Generally speaking I find most of what Mark Cuban has to say fairly good, but today I have to disagree. His latest rant against P2P I think starts off with faulty premises, thus the conclusions don't hold.
As a consumer, I want my internet experience to be as fast as possible. The last thing I want slowing my internet service down are P2P freeloaders. Thats right, P2P content distributors are nothing more than freeloaders. The only person/organization that benefits from P2P usage are those that are trying to distribute content and want to distribute it on someone else's bandwidth dime.
Have we conclusively shown that P2P slows down the Internet? I'd like to see the proof of that. It's apparent that what he's mainly complaining about here is the amount of upload traffic. If somebody downloaded the same content via non-P2P, aka the non-freeloading way, they would eat up the same amount of download. So the only difference is the extra upload with P2P. Is that really a problem though? I can tell you, my network has upload to spare. I would estimate that our upload traffic is about half of what the download is at.
Does anyone really think its free ? That all the bandwidth consumed with content being distributed by P2P isn't being paid for by someone ? That bandwidth is being paid for by consumers.
When I buy a DS3, I get 45mbps of bandwidth in each direction. I have to have enough to support the download demands of my customers and I just get the upload to boot. It's just sitting there. So yeah, the consumer is paying for it but there's no way to recover that cost. Even if every consumer stopped uploading, they would still pay the same amount. Why not put it to some good use?
And there is a good use. If that bandwidth isn't used by the P2P content distributors, they end up forking out additional money on their end for the extra bandwidth.
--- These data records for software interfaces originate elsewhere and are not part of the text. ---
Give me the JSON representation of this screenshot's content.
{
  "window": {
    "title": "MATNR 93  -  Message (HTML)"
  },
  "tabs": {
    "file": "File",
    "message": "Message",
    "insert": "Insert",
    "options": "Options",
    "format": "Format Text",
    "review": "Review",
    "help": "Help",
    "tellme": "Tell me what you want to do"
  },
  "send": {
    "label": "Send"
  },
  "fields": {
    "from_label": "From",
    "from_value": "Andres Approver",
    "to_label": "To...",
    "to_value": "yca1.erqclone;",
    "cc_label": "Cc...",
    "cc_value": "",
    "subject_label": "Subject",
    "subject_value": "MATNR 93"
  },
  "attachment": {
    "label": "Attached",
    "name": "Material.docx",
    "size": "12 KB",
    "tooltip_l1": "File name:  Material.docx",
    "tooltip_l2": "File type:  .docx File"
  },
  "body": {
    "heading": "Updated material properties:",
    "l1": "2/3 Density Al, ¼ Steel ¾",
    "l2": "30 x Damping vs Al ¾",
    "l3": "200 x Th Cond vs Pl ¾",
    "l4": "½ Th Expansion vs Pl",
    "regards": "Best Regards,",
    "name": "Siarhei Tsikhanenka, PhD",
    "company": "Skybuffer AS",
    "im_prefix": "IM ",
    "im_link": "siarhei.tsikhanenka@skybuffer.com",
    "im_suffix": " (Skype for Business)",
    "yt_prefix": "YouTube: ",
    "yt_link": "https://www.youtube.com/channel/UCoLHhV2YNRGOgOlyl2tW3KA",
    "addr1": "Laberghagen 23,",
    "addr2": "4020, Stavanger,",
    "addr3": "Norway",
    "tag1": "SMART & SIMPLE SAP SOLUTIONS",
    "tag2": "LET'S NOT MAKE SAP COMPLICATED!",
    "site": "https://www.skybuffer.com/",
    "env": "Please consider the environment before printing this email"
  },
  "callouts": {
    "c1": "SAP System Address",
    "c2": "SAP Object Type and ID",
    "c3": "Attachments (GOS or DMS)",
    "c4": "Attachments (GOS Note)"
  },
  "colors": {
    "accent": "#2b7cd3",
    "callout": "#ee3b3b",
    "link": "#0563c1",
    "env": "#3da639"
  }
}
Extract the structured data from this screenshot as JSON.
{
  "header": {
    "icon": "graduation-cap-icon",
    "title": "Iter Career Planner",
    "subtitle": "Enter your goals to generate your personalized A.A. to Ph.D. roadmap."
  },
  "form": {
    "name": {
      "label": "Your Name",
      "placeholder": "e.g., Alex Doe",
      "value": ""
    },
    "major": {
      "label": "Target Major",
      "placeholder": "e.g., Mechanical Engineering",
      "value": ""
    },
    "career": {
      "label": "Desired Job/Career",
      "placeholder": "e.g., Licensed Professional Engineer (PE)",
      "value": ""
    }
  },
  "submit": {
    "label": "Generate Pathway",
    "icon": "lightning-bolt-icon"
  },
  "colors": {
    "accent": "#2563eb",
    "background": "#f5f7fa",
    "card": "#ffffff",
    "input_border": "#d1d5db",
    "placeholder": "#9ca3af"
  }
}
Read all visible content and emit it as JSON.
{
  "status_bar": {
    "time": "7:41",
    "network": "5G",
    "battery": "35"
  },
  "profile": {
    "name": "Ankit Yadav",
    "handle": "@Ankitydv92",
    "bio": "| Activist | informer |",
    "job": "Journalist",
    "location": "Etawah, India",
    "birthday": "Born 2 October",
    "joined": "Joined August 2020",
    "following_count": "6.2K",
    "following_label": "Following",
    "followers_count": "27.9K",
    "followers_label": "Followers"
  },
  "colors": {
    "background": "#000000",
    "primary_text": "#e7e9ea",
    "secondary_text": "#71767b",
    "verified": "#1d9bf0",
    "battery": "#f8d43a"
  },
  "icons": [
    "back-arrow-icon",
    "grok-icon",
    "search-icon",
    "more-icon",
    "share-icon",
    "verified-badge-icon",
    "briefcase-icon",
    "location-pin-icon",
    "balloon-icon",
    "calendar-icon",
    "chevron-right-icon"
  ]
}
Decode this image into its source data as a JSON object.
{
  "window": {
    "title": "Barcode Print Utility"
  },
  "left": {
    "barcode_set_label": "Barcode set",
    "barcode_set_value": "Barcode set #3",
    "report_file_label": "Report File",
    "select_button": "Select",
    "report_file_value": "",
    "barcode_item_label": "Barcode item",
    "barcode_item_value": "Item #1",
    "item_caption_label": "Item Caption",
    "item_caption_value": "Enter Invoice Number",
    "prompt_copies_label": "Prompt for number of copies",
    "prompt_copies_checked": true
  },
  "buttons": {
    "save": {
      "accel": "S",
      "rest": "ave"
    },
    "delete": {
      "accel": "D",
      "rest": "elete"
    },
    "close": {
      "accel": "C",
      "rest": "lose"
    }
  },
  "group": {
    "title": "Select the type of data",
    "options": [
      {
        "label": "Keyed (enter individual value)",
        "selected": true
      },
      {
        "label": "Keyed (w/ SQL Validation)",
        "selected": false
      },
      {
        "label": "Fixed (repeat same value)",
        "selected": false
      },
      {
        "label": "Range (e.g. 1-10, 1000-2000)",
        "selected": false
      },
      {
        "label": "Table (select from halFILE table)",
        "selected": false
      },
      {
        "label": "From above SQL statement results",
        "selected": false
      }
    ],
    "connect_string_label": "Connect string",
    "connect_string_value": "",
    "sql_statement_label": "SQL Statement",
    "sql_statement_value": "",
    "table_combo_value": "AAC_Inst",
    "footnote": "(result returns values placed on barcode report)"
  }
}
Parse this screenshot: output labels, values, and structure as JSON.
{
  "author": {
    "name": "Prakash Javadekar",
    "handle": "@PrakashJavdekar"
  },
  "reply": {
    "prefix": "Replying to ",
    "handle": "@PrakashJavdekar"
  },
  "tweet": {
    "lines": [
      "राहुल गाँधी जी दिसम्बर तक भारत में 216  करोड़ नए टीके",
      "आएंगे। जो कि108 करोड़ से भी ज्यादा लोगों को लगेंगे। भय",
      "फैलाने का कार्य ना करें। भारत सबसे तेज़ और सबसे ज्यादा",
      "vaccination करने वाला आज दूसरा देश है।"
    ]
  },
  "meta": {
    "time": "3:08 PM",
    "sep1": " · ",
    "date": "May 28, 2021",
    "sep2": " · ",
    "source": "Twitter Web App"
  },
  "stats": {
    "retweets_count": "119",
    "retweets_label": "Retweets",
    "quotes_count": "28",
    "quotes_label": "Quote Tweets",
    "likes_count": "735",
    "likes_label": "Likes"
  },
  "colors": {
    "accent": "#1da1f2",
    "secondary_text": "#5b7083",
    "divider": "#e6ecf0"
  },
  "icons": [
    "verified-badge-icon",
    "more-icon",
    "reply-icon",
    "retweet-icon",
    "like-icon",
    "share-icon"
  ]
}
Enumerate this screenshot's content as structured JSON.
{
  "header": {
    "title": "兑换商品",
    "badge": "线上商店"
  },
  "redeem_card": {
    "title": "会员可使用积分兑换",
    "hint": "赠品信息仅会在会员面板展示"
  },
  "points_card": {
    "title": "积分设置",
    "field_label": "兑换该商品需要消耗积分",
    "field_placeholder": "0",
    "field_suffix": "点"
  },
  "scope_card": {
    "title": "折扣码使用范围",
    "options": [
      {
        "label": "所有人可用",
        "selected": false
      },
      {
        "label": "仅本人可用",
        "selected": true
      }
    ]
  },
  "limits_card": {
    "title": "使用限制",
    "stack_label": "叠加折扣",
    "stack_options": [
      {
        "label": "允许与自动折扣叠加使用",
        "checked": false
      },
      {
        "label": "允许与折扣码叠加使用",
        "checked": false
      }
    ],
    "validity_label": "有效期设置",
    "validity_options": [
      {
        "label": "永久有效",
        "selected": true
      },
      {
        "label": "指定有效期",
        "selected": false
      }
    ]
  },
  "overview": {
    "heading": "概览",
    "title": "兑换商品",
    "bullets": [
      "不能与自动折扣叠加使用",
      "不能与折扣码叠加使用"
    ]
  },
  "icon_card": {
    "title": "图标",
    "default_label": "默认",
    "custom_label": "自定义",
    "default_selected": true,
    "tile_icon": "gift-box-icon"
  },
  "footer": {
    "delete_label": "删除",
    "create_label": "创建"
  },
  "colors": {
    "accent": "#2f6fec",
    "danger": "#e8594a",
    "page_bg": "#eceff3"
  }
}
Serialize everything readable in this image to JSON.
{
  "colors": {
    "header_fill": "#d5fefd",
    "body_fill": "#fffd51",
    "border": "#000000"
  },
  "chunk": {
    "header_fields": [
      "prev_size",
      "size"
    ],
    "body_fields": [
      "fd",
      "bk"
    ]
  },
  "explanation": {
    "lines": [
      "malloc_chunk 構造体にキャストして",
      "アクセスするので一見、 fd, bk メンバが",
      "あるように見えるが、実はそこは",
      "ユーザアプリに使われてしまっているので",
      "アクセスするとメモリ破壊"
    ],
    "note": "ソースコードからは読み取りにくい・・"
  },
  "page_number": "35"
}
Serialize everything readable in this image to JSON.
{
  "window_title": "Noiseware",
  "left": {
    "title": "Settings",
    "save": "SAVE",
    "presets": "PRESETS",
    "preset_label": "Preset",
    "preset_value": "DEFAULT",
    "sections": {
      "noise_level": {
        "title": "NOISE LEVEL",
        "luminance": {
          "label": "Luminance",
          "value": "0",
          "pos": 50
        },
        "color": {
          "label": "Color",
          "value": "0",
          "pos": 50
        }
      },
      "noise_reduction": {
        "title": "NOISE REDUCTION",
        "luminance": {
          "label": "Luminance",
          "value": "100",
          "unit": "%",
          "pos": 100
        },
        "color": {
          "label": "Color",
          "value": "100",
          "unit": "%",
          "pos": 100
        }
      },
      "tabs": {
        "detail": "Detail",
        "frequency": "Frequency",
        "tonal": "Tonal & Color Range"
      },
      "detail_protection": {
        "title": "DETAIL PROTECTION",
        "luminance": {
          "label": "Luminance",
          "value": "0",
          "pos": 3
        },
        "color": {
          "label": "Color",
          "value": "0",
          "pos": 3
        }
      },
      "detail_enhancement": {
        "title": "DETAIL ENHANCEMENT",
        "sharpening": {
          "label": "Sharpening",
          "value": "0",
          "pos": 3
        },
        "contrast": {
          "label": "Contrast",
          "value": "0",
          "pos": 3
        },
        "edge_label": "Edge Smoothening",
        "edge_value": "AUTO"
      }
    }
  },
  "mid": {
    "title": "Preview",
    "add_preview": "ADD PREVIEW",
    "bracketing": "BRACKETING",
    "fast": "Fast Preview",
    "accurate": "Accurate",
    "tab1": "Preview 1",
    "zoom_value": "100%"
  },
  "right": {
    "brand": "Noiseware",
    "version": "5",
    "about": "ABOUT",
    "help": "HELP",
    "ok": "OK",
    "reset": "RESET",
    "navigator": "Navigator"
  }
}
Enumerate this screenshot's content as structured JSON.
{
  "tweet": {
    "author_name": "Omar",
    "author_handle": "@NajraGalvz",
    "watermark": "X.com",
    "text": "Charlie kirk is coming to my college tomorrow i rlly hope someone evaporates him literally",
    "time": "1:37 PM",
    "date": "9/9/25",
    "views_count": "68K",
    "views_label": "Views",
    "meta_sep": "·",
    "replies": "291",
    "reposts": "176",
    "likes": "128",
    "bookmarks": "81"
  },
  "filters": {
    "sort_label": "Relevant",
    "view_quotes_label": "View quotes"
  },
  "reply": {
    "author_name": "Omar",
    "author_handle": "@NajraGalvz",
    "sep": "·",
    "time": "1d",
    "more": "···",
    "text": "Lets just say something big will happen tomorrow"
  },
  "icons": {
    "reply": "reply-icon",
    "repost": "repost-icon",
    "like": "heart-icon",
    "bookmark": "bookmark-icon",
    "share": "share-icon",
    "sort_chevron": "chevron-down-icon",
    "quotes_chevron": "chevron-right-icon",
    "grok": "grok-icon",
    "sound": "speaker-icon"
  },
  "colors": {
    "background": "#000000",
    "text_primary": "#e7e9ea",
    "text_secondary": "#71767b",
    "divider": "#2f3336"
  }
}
They then have to pass the cost on to consumers. Why should consumers pay twice?
Consumers who pay for personal, not commercial applications. When consumers provide their bandwidth to assist commercial applications, they are subsidizing those commercial applications which if it isn't already, should be against an ISPs terms of service.
I'm a little surprised honestly, to see Cuban talk about consumers as people who just eat and eat whatever the big media companies feel generous enough to feed them. What about the generation of the long tail? Consumer created content and all that jazz? I realize that most of what's going on with P2P is unauthorized distribution of other peoples' copyrighted works, but baby, bathwater. You know the saying.
And finally, to round out my argument I will point out that blocking P2P isn't an easy task. P2P software designers have made is hard on purpose. That means ISPs have to shell out for big hardware to do the task. Who ends up eating those costs? I would have to redesign my network in order to even accommodate the devices, which would add even more.
I won't even get into the whole neutrality debate. That's a can of worms for another day.